> _DATA_

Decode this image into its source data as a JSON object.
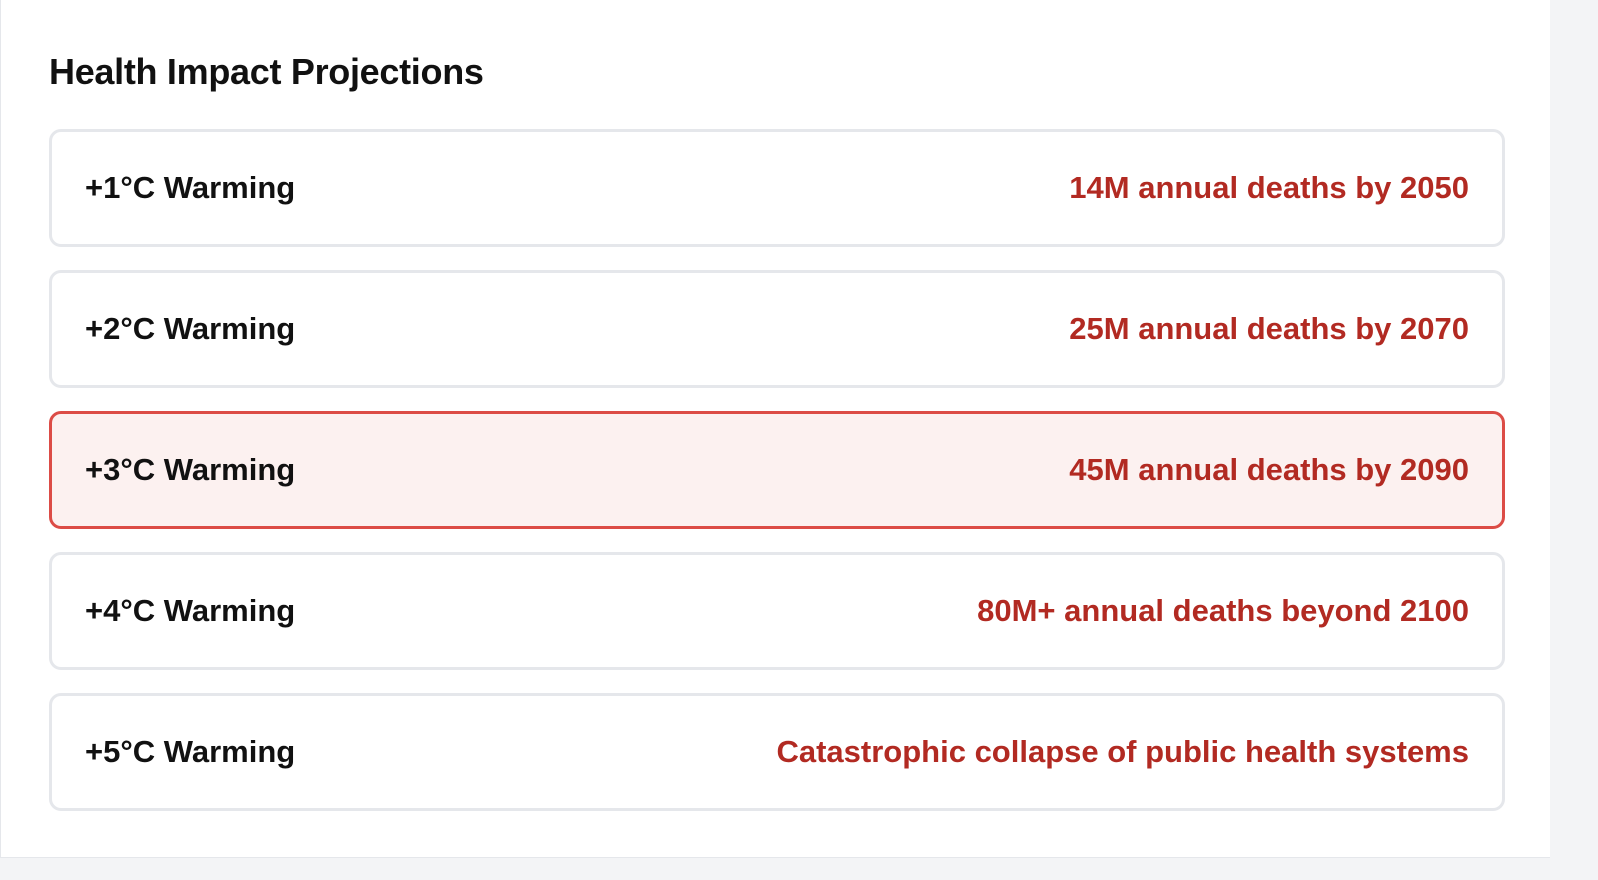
{
  "section": {
    "title": "Health Impact Projections"
  },
  "projections": [
    {
      "label": "+1°C Warming",
      "value": "14M annual deaths by 2050",
      "highlighted": false
    },
    {
      "label": "+2°C Warming",
      "value": "25M annual deaths by 2070",
      "highlighted": false
    },
    {
      "label": "+3°C Warming",
      "value": "45M annual deaths by 2090",
      "highlighted": true
    },
    {
      "label": "+4°C Warming",
      "value": "80M+ annual deaths beyond 2100",
      "highlighted": false
    },
    {
      "label": "+5°C Warming",
      "value": "Catastrophic collapse of public health systems",
      "highlighted": false
    }
  ],
  "colors": {
    "value_text": "#b22a22",
    "highlight_border": "#dc4c46",
    "highlight_background": "#fcf1f0",
    "row_border": "#e5e7eb"
  }
}
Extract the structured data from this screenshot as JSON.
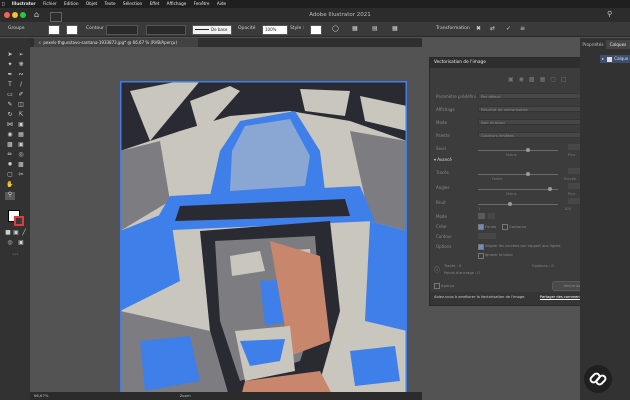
{
  "menubar": {
    "items": [
      "Illustrator",
      "Fichier",
      "Edition",
      "Objet",
      "Texte",
      "Sélection",
      "Effet",
      "Affichage",
      "Fenêtre",
      "Aide"
    ]
  },
  "titlebar": {
    "title": "Adobe Illustrator 2021"
  },
  "controlbar": {
    "selection_label": "Groupe",
    "stroke_label": "Contour :",
    "brush_label": "De base",
    "opacity_label": "Opacité",
    "opacity_value": "100%",
    "style_label": "Style :",
    "transform_label": "Transformation"
  },
  "document": {
    "tab_label": "pexels-thgusstavo-santana-1933873.jpg* @ 66,67 % (RVB/Aperçu)"
  },
  "trace_panel": {
    "title": "Vectorisation de l'image",
    "preset_label": "Paramètre prédéfini",
    "preset_value": "Par défaut",
    "view_label": "Affichage",
    "view_value": "Résultat de vectorisation",
    "mode_label": "Mode",
    "mode_value": "Noir et blanc",
    "palette_label": "Palette",
    "palette_value": "Couleurs limitées",
    "threshold_label": "Seuil",
    "less_label": "Moins",
    "more_label": "Plus",
    "advanced_label": "Avancé",
    "paths_label": "Tracés",
    "loose_label": "Faible",
    "tight_label": "Elevée",
    "corners_label": "Angles",
    "noise_label": "Bruit",
    "noise_min": "1",
    "noise_max": "100",
    "method_label": "Mode",
    "create_label": "Créer",
    "fills_label": "Fonds",
    "strokes_label": "Contours",
    "stroke_width_label": "Contour",
    "options_label": "Options",
    "snap_curves_label": "Aligner les courbes par rapport aux lignes",
    "ignore_white_label": "Ignorer le blanc",
    "paths_count_label": "Tracés : 0",
    "anchors_count_label": "Points d'ancrage : 0",
    "colors_count_label": "Couleurs : 0",
    "preview_label": "Aperçu",
    "trace_button": "Vectoriser",
    "feedback_label": "Aidez-nous à améliorer la Vectorisation de l'image.",
    "feedback_link": "Partager des commentaires."
  },
  "right_panels": {
    "properties_tab": "Propriétés",
    "layers_tab": "Calques",
    "layer_name": "Calque"
  },
  "statusbar": {
    "zoom": "66,67%",
    "mode": "Zoom"
  },
  "colors": {
    "blue": "#3f7fea",
    "gray_light": "#c9c6bd",
    "dark": "#2a2a33",
    "mid_gray": "#7d7c80",
    "skin": "#c8866c"
  }
}
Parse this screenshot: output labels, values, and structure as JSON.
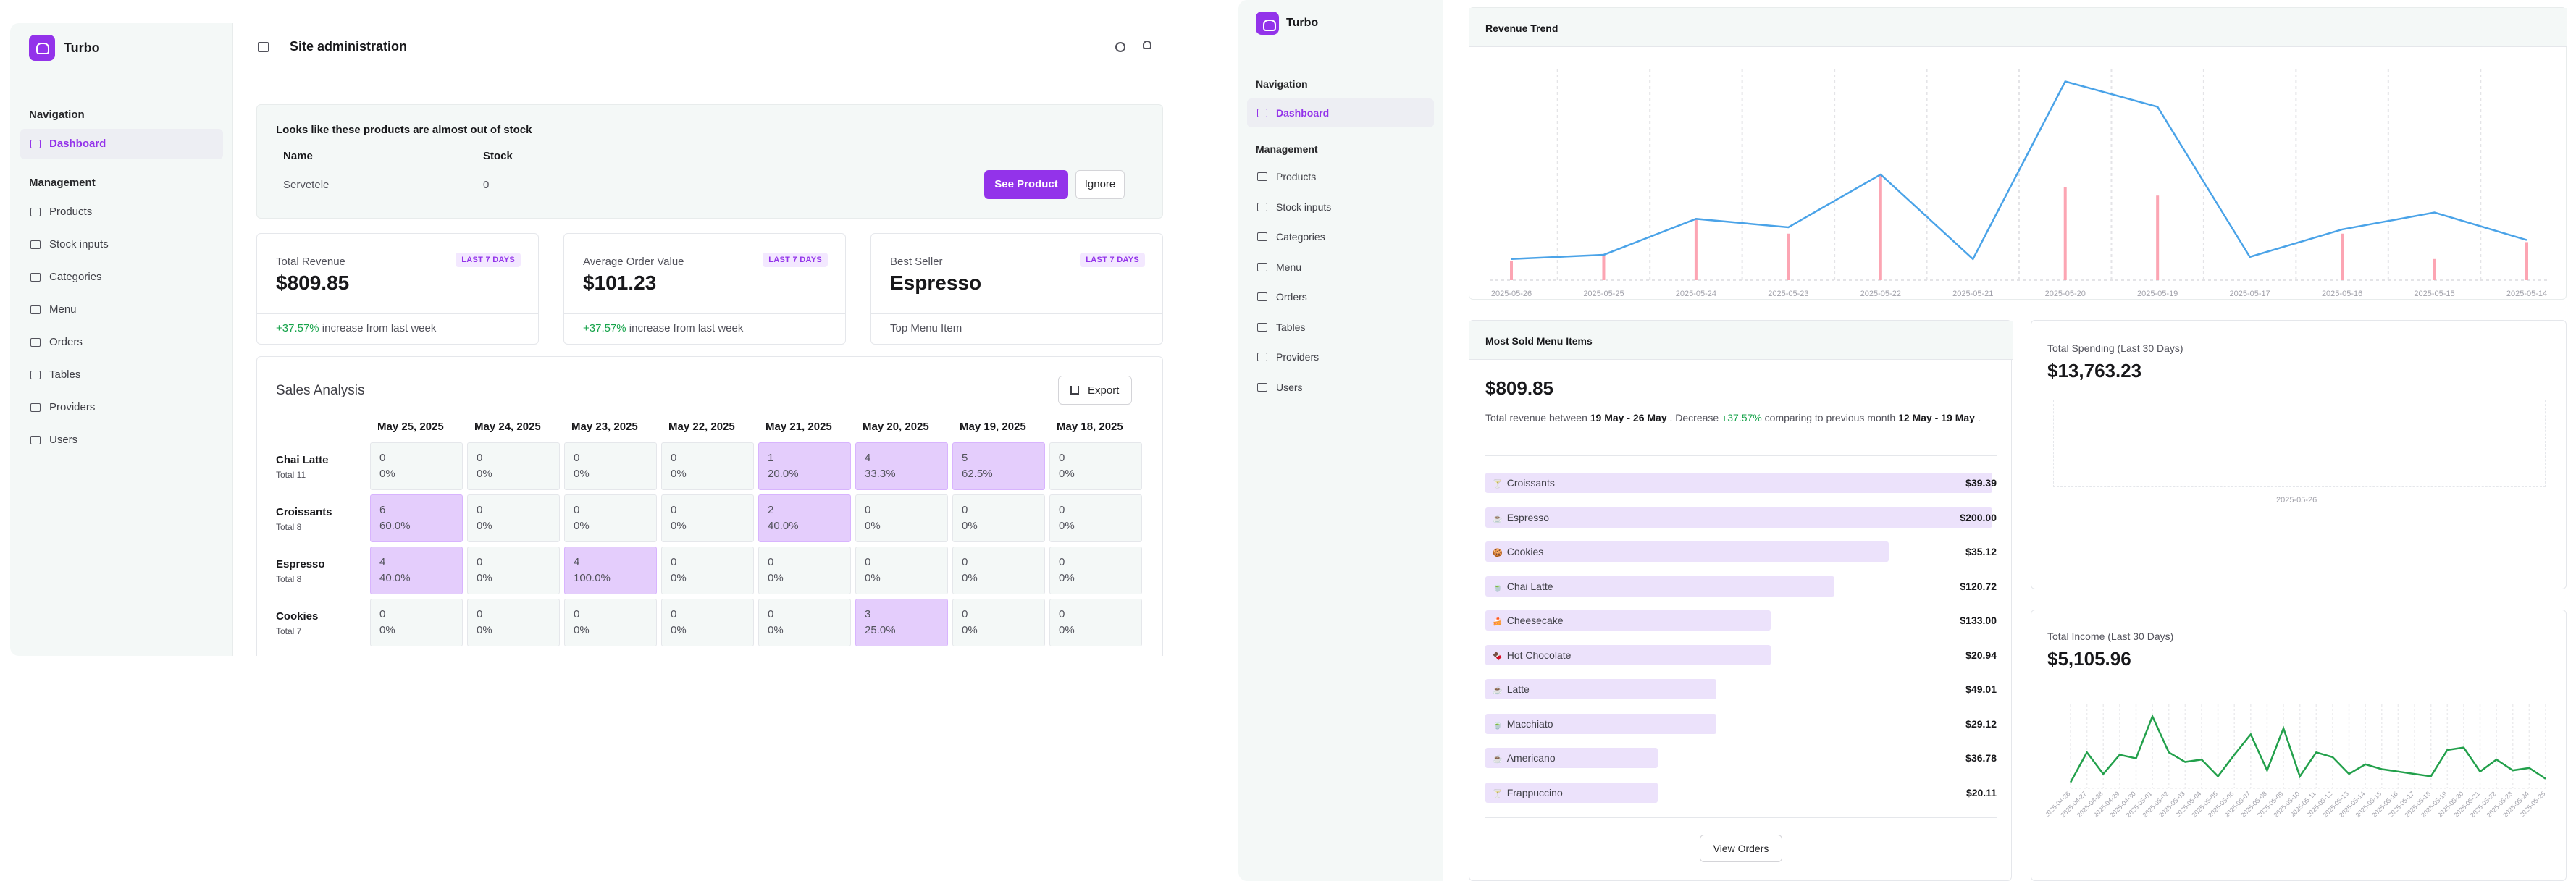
{
  "left": {
    "brand": "Turbo",
    "header_title": "Site administration",
    "nav_heading": "Navigation",
    "nav_active": "Dashboard",
    "mgmt_heading": "Management",
    "mgmt_items": [
      "Products",
      "Stock inputs",
      "Categories",
      "Menu",
      "Orders",
      "Tables",
      "Providers",
      "Users"
    ],
    "stock_alert": {
      "title": "Looks like these products are almost out of stock",
      "col_name": "Name",
      "col_stock": "Stock",
      "row_name": "Servetele",
      "row_stock": "0",
      "primary_btn": "See Product",
      "secondary_btn": "Ignore"
    },
    "stats": [
      {
        "label": "Total Revenue",
        "badge": "LAST 7 DAYS",
        "value": "$809.85",
        "delta": "+37.57%",
        "note": " increase from last week"
      },
      {
        "label": "Average Order Value",
        "badge": "LAST 7 DAYS",
        "value": "$101.23",
        "delta": "+37.57%",
        "note": " increase from last week"
      },
      {
        "label": "Best Seller",
        "badge": "LAST 7 DAYS",
        "value": "Espresso",
        "delta": "",
        "note": "Top Menu Item"
      }
    ],
    "sales": {
      "title": "Sales Analysis",
      "export": "Export",
      "dates": [
        "May 25, 2025",
        "May 24, 2025",
        "May 23, 2025",
        "May 22, 2025",
        "May 21, 2025",
        "May 20, 2025",
        "May 19, 2025",
        "May 18, 2025"
      ],
      "rows": [
        {
          "name": "Chai Latte",
          "total": "Total 11",
          "cells": [
            [
              "0",
              "0%"
            ],
            [
              "0",
              "0%"
            ],
            [
              "0",
              "0%"
            ],
            [
              "0",
              "0%"
            ],
            [
              "1",
              "20.0%"
            ],
            [
              "4",
              "33.3%"
            ],
            [
              "5",
              "62.5%"
            ],
            [
              "0",
              "0%"
            ]
          ]
        },
        {
          "name": "Croissants",
          "total": "Total 8",
          "cells": [
            [
              "6",
              "60.0%"
            ],
            [
              "0",
              "0%"
            ],
            [
              "0",
              "0%"
            ],
            [
              "0",
              "0%"
            ],
            [
              "2",
              "40.0%"
            ],
            [
              "0",
              "0%"
            ],
            [
              "0",
              "0%"
            ],
            [
              "0",
              "0%"
            ]
          ]
        },
        {
          "name": "Espresso",
          "total": "Total 8",
          "cells": [
            [
              "4",
              "40.0%"
            ],
            [
              "0",
              "0%"
            ],
            [
              "4",
              "100.0%"
            ],
            [
              "0",
              "0%"
            ],
            [
              "0",
              "0%"
            ],
            [
              "0",
              "0%"
            ],
            [
              "0",
              "0%"
            ],
            [
              "0",
              "0%"
            ]
          ]
        },
        {
          "name": "Cookies",
          "total": "Total 7",
          "cells": [
            [
              "0",
              "0%"
            ],
            [
              "0",
              "0%"
            ],
            [
              "0",
              "0%"
            ],
            [
              "0",
              "0%"
            ],
            [
              "0",
              "0%"
            ],
            [
              "3",
              "25.0%"
            ],
            [
              "0",
              "0%"
            ],
            [
              "0",
              "0%"
            ]
          ]
        }
      ]
    }
  },
  "right": {
    "brand": "Turbo",
    "nav_heading": "Navigation",
    "nav_active": "Dashboard",
    "mgmt_heading": "Management",
    "mgmt_items": [
      "Products",
      "Stock inputs",
      "Categories",
      "Menu",
      "Orders",
      "Tables",
      "Providers",
      "Users"
    ],
    "revenue_trend_title": "Revenue Trend",
    "most_sold": {
      "title": "Most Sold Menu Items",
      "total": "$809.85",
      "desc_pre": "Total revenue between ",
      "desc_range": "19 May - 26 May",
      "desc_mid": " . Decrease ",
      "desc_delta": "+37.57%",
      "desc_post": " comparing to previous month ",
      "desc_prev": "12 May - 19 May",
      "desc_end": " .",
      "view_btn": "View Orders",
      "items": [
        {
          "name": "Croissants",
          "icon": "🍸",
          "value": "$39.39",
          "fill": 1.0
        },
        {
          "name": "Espresso",
          "icon": "☕",
          "value": "$200.00",
          "fill": 1.0
        },
        {
          "name": "Cookies",
          "icon": "🍪",
          "value": "$35.12",
          "fill": 0.89
        },
        {
          "name": "Chai Latte",
          "icon": "🍵",
          "value": "$120.72",
          "fill": 0.77
        },
        {
          "name": "Cheesecake",
          "icon": "🍰",
          "value": "$133.00",
          "fill": 0.63
        },
        {
          "name": "Hot Chocolate",
          "icon": "🍫",
          "value": "$20.94",
          "fill": 0.63
        },
        {
          "name": "Latte",
          "icon": "☕",
          "value": "$49.01",
          "fill": 0.51
        },
        {
          "name": "Macchiato",
          "icon": "🍵",
          "value": "$29.12",
          "fill": 0.51
        },
        {
          "name": "Americano",
          "icon": "☕",
          "value": "$36.78",
          "fill": 0.38
        },
        {
          "name": "Frappuccino",
          "icon": "🍸",
          "value": "$20.11",
          "fill": 0.38
        }
      ]
    },
    "spending": {
      "title": "Total Spending (Last 30 Days)",
      "value": "$13,763.23",
      "xlabel": "2025-05-26"
    },
    "income": {
      "title": "Total Income (Last 30 Days)",
      "value": "$5,105.96"
    }
  },
  "chart_data": [
    {
      "type": "line",
      "title": "Revenue Trend",
      "categories": [
        "2025-05-26",
        "2025-05-25",
        "2025-05-24",
        "2025-05-23",
        "2025-05-22",
        "2025-05-21",
        "2025-05-20",
        "2025-05-19",
        "2025-05-17",
        "2025-05-16",
        "2025-05-15",
        "2025-05-14"
      ],
      "series": [
        {
          "type": "line",
          "values": [
            10,
            12,
            29,
            25,
            50,
            10,
            94,
            82,
            11,
            24,
            32,
            19
          ]
        },
        {
          "type": "bar",
          "values": [
            9,
            12,
            29,
            22,
            50,
            0,
            44,
            40,
            0,
            22,
            10,
            18
          ]
        }
      ],
      "ylim": [
        0,
        100
      ],
      "grid": true
    },
    {
      "type": "line",
      "title": "Total Income (Last 30 Days)",
      "categories": [
        "2025-04-26",
        "2025-04-27",
        "2025-04-28",
        "2025-04-29",
        "2025-04-30",
        "2025-05-01",
        "2025-05-02",
        "2025-05-03",
        "2025-05-04",
        "2025-05-05",
        "2025-05-06",
        "2025-05-07",
        "2025-05-08",
        "2025-05-09",
        "2025-05-10",
        "2025-05-11",
        "2025-05-12",
        "2025-05-13",
        "2025-05-14",
        "2025-05-15",
        "2025-05-16",
        "2025-05-17",
        "2025-05-18",
        "2025-05-19",
        "2025-05-20",
        "2025-05-21",
        "2025-05-22",
        "2025-05-23",
        "2025-05-24",
        "2025-05-25"
      ],
      "series": [
        {
          "values": [
            5,
            30,
            12,
            28,
            25,
            60,
            30,
            22,
            24,
            10,
            28,
            45,
            15,
            50,
            10,
            30,
            26,
            12,
            20,
            16,
            14,
            12,
            10,
            32,
            34,
            14,
            24,
            15,
            17,
            8
          ]
        }
      ],
      "ylim": [
        0,
        70
      ],
      "grid": true
    }
  ]
}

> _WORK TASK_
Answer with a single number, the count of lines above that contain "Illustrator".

> _TASK RESULT_
2